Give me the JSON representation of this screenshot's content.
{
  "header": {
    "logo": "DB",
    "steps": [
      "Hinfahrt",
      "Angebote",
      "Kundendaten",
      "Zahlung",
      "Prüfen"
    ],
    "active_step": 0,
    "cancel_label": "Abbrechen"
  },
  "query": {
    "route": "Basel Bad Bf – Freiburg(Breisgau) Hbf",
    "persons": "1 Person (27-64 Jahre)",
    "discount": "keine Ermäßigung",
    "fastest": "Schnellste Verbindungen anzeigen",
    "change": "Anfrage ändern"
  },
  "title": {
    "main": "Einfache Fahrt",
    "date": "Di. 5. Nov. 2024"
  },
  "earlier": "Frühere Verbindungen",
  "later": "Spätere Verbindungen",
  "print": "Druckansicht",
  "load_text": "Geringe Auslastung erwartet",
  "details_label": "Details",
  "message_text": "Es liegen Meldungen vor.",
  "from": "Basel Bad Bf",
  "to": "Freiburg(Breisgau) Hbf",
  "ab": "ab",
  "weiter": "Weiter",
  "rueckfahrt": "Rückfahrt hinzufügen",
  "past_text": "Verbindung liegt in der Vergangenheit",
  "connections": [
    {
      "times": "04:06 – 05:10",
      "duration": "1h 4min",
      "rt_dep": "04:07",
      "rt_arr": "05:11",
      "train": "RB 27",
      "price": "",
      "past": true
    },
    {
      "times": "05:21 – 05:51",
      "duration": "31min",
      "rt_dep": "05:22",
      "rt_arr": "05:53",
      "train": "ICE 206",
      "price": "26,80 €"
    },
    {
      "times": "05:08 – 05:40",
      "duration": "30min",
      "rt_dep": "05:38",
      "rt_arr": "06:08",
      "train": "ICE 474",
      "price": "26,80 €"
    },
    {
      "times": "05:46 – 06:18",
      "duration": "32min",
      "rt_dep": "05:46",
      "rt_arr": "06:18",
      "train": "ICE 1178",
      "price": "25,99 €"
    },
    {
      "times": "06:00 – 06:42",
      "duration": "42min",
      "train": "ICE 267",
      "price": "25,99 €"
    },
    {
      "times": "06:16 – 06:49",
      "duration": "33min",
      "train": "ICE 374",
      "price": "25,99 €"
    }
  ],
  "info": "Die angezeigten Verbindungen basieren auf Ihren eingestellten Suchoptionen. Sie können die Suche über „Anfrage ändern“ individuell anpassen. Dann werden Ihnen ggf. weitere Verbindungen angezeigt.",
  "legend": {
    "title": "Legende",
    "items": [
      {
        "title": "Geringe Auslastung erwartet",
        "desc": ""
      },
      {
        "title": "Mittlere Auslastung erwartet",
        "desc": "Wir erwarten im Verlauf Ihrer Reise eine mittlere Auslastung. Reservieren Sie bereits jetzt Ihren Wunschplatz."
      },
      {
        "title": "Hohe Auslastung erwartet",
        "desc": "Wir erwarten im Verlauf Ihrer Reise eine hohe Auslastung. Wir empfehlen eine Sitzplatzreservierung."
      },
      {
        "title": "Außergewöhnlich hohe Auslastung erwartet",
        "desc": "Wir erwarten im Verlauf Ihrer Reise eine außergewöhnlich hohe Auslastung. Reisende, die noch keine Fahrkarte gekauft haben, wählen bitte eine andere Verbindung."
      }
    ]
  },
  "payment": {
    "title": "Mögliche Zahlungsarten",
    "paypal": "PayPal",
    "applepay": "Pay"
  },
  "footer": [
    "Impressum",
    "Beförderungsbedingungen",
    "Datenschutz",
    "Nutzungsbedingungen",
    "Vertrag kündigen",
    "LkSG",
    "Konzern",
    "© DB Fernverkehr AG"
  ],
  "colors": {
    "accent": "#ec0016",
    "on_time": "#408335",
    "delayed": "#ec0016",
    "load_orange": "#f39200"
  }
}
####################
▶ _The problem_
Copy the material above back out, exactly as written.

▶ _Answer to this problem_
Give me the JSON representation of this screenshot's content.
{
  "header": {
    "logo": "DB",
    "steps": [
      "Hinfahrt",
      "Angebote",
      "Kundendaten",
      "Zahlung",
      "Prüfen"
    ],
    "active_step": 0,
    "cancel_label": "Abbrechen"
  },
  "query": {
    "route": "Basel Bad Bf – Freiburg(Breisgau) Hbf",
    "persons": "1 Person (27-64 Jahre)",
    "discount": "keine Ermäßigung",
    "fastest": "Schnellste Verbindungen anzeigen",
    "change": "Anfrage ändern"
  },
  "title": {
    "main": "Einfache Fahrt",
    "date": "Di. 5. Nov. 2024"
  },
  "earlier": "Frühere Verbindungen",
  "later": "Spätere Verbindungen",
  "print": "Druckansicht",
  "load_text": "Geringe Auslastung erwartet",
  "details_label": "Details",
  "message_text": "Es liegen Meldungen vor.",
  "from": "Basel Bad Bf",
  "to": "Freiburg(Breisgau) Hbf",
  "ab": "ab",
  "weiter": "Weiter",
  "rueckfahrt": "Rückfahrt hinzufügen",
  "past_text": "Verbindung liegt in der Vergangenheit",
  "connections": [
    {
      "times": "04:06 – 05:10",
      "duration": "1h 4min",
      "rt_dep": "04:07",
      "rt_arr": "05:11",
      "train": "RB 27",
      "price": "",
      "past": true
    },
    {
      "times": "05:21 – 05:51",
      "duration": "31min",
      "rt_dep": "05:22",
      "rt_arr": "05:53",
      "train": "ICE 206",
      "price": "26,80 €"
    },
    {
      "times": "05:08 – 05:40",
      "duration": "30min",
      "rt_dep": "05:38",
      "rt_arr": "06:08",
      "train": "ICE 474",
      "price": "26,80 €"
    },
    {
      "times": "05:46 – 06:18",
      "duration": "32min",
      "rt_dep": "05:46",
      "rt_arr": "06:18",
      "train": "ICE 1178",
      "price": "25,99 €"
    },
    {
      "times": "06:00 – 06:42",
      "duration": "42min",
      "train": "ICE 267",
      "price": "25,99 €"
    },
    {
      "times": "06:16 – 06:49",
      "duration": "33min",
      "train": "ICE 374",
      "price": "25,99 €"
    }
  ],
  "info": "Die angezeigten Verbindungen basieren auf Ihren eingestellten Suchoptionen. Sie können die Suche über „Anfrage ändern“ individuell anpassen. Dann werden Ihnen ggf. weitere Verbindungen angezeigt.",
  "legend": {
    "title": "Legende",
    "items": [
      {
        "title": "Geringe Auslastung erwartet",
        "desc": ""
      },
      {
        "title": "Mittlere Auslastung erwartet",
        "desc": "Wir erwarten im Verlauf Ihrer Reise eine mittlere Auslastung. Reservieren Sie bereits jetzt Ihren Wunschplatz."
      },
      {
        "title": "Hohe Auslastung erwartet",
        "desc": "Wir erwarten im Verlauf Ihrer Reise eine hohe Auslastung. Wir empfehlen eine Sitzplatzreservierung."
      },
      {
        "title": "Außergewöhnlich hohe Auslastung erwartet",
        "desc": "Wir erwarten im Verlauf Ihrer Reise eine außergewöhnlich hohe Auslastung. Reisende, die noch keine Fahrkarte gekauft haben, wählen bitte eine andere Verbindung."
      }
    ]
  },
  "payment": {
    "title": "Mögliche Zahlungsarten",
    "paypal": "PayPal",
    "applepay": "Pay"
  },
  "footer": [
    "Impressum",
    "Beförderungsbedingungen",
    "Datenschutz",
    "Nutzungsbedingungen",
    "Vertrag kündigen",
    "LkSG",
    "Konzern",
    "© DB Fernverkehr AG"
  ],
  "colors": {
    "accent": "#ec0016",
    "on_time": "#408335",
    "delayed": "#ec0016",
    "load_orange": "#f39200"
  }
}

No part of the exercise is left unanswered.